Zero/Low Emission Freight or Heavy Duty Trucks: Switch to heavy duty trucks that run on cleaner fuels instead of diesel. Common trucks of this size are the big rigs transporting goods on our highways or the garbage trucks you see once a week.
Lack of Sustainable Fueling Infrastructure: Not having access to fuel types beyond gasoline, such as electric car charging stations. This limits the ability to bring zero emission cars to the neighborhood and help clean up passenger cars.
Electric Lawn and Garden Equipment: Switch all gas powered equipment used to maintain our lawns and green spaces to electric.
Zero/Low Emission School Bus: Clean up the yellow school bus that transports kids to and from public school from diesel to a cleaner fuel.
Low Emission Locomotives: Switch our locomotives to run on the lowest polluting engine available. These are the trains that move goods and people in and out of our communities.
Other: Any other identified concerns that were not covered above.

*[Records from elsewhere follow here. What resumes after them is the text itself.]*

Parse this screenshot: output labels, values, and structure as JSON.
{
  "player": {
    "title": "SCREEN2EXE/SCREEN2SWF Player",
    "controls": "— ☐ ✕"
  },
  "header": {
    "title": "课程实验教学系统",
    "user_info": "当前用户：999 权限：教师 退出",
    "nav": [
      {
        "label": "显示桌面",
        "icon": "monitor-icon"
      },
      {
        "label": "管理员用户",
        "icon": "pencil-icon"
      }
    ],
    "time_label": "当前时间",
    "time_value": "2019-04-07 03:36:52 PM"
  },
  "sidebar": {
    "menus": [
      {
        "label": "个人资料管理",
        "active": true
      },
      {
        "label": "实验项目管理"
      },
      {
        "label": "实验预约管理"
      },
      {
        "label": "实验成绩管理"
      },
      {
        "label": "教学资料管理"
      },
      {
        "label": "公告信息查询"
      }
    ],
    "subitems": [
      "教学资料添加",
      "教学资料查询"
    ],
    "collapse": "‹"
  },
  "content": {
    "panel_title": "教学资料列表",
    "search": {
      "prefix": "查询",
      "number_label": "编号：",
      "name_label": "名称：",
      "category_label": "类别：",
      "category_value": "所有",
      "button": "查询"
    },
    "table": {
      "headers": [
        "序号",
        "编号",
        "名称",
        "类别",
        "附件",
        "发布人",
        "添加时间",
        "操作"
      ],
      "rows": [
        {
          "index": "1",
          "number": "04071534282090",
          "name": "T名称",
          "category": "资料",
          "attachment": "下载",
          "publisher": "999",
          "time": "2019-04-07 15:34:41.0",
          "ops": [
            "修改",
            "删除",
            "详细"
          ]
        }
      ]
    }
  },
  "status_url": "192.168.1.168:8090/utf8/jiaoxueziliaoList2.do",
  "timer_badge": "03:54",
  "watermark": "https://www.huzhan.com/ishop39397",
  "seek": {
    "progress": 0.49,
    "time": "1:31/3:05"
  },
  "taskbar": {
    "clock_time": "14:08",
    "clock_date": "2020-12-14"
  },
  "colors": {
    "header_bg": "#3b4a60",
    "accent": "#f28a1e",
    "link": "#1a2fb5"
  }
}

Comments Submitted as
During 2018 the Sac Metro Air District kicked events off with a stake holder and community leader workshop in June. Outreach was focused towards non-profit organizations, neighborhood associations, and community leaders.
Input on program and project types for CAP incentives was gathered from a paper questionnaire that was passed out at meetings and was available online. Our second version was also available in Spanish.
There were two questions on our 2018 Community Air Protection program that applied to incentives. From the results, we found that the top 3 choices for project types to help clean up air pollution from mobile sources in our communities were cars, trucks and buses.
Question 1: Rank the technologies we should pursue based on your
community needs with 1 being the highest preference and 6 being the lowest.
Technology Types: Cars, Buses, Trucks, Farm Equipment, Harbor Craft, Locomotives
Question 2: Rank the technologies we should pursue based on your individual preferences with 1 being the highest and 6 being the lowest.